Photopia, which opened up in Korba in 2012, also aims to be a hub, this time for local photographers through courses, workshops, a studio, gallery, a bookstore and photography gear for sale.
Balcon, however, is less of a pedagogical center and more of a performance space for live music, theater, dance, comedy and open-mic nights.
That said, it does host an erratic schedule of workshops, such as an eight-day “oil painting through history of art” course, meant to provide an introduction to art history while imparting painting skills through the copying of cubist, surrealist and impressionist paintings. The fee was LE120 including supplies, and it was moderated by a young Egyptian scenographer called Maha Fahmy. Entry fees range from LE20 to 40 for screenings and music, and LE120 to 300 for courses.
The space is also open during the day as a sort of café or creative space to work from. With light refreshments and free wireless internet, it hopes to create a social workspace for local residents.
In addition, Balcon offers weekly film screenings. They charge a LE20 entry fee for a good selection of mostly western art-house films such as Michel Gondry’s “Mood Indigo” (2013), the Matthew McConaughey vehicle “Dallas Buyers Club” (2013), and Krzystof Kieslowski’s 1990s “Trois Couleurs” trilogy, in addition to the occasional regional film, such as those of Tunisian director Nacer Khemir.
Aly Talibab performing at Balcon Lounge.
But where the space excels is in the music it presents, particularly within the ambient, experimental and intelligent dance music genres. Since opening its doors, it has seen a range of acts from Egypt’s independent cultural landscape performing every Saturday, including well-known musicians such as Aya Metwalli, Maurice Louca and Gast.
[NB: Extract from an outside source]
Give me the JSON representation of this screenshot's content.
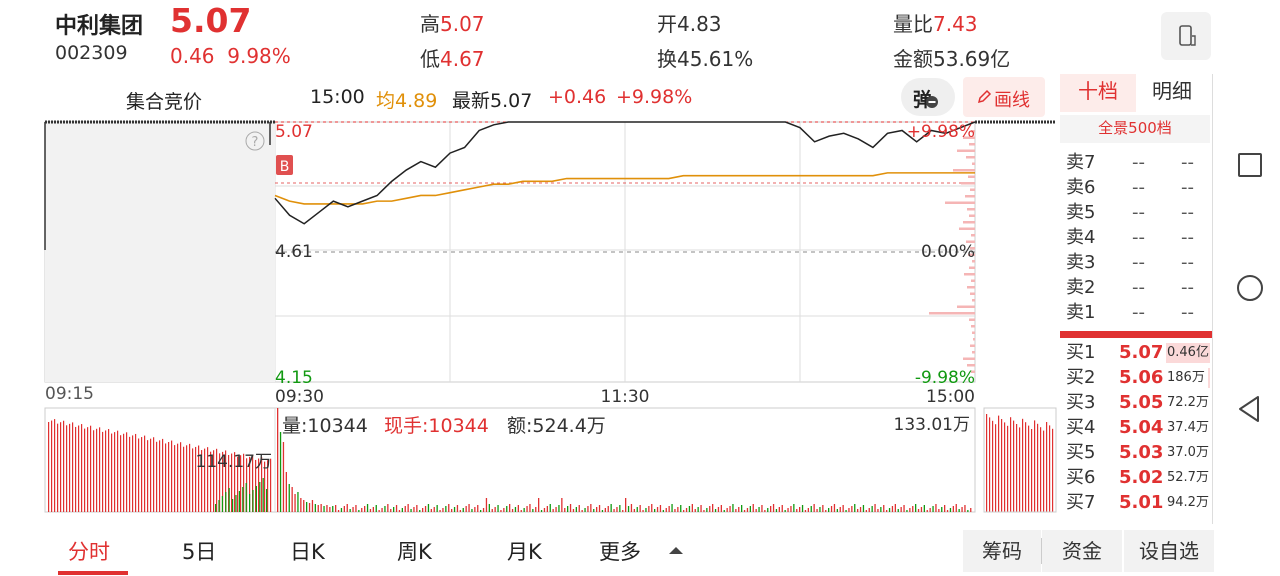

Importantly, Balcon has also helped introduce lesser-known performance projects. These include Heka, who plays oud, experimental electronic music composer Hossan El Sammad (SomeMud), ambient musician Mostafa ElSayed, and experimental producer GradTude. Last night, Balcon hosted 17-year-old Yaseen El Azzouni, under his performance moniker “Cartoon Therapy,” playing dark, intelligent techno alongside psychedelic visuals.
The space is becoming something of a haven for what sounds remarkably like a burgeoning post-rave music culture, a genre sometimes referred to as armchair techno, ambient techno or intelligent techno — what “Energy Flash” author Simon Reynolds calls “dance music for the sedentary and stay-at-home.” In the early 1990s, Reynolds explains, its pioneers, like Warp’s “Artificial Intelligence,” worked toward more traditional ideas about creativity, prompted by a desire to make expressive, intricate computer-generated music rather than drug-driven, dance floor hits.
“There’s people who like to go places without alcohol — you know, non-party settings,” says 26-year-old Mohamed Green of Gast, who performed an intelligent techno set at Balcon last week.
He points out the difference between performing at a space like Balcon, a more apartment-style bohemian lounge space, versus VENT, a recently established bar and music venue in Downtown.
“VENT, for example, has alcohol so it brings a different crowd than Balcon — with some crossovers,” he says. “The people coming to Balcon are coming to listen to your music. At VENT, there are many people who are coming just for the party or just to dance. I like having different settings for my music, because I like to have a voice within my music even if its all electronic — sure, I make some dance tracks, but mostly I like to make music for people that are removed from the dance floor.”
As someone who frequents central Cairo’s venues regularly, it’s certainly reassuring to find that Egypt’s young and experimental music scene has more depth and branches than I was previously aware of.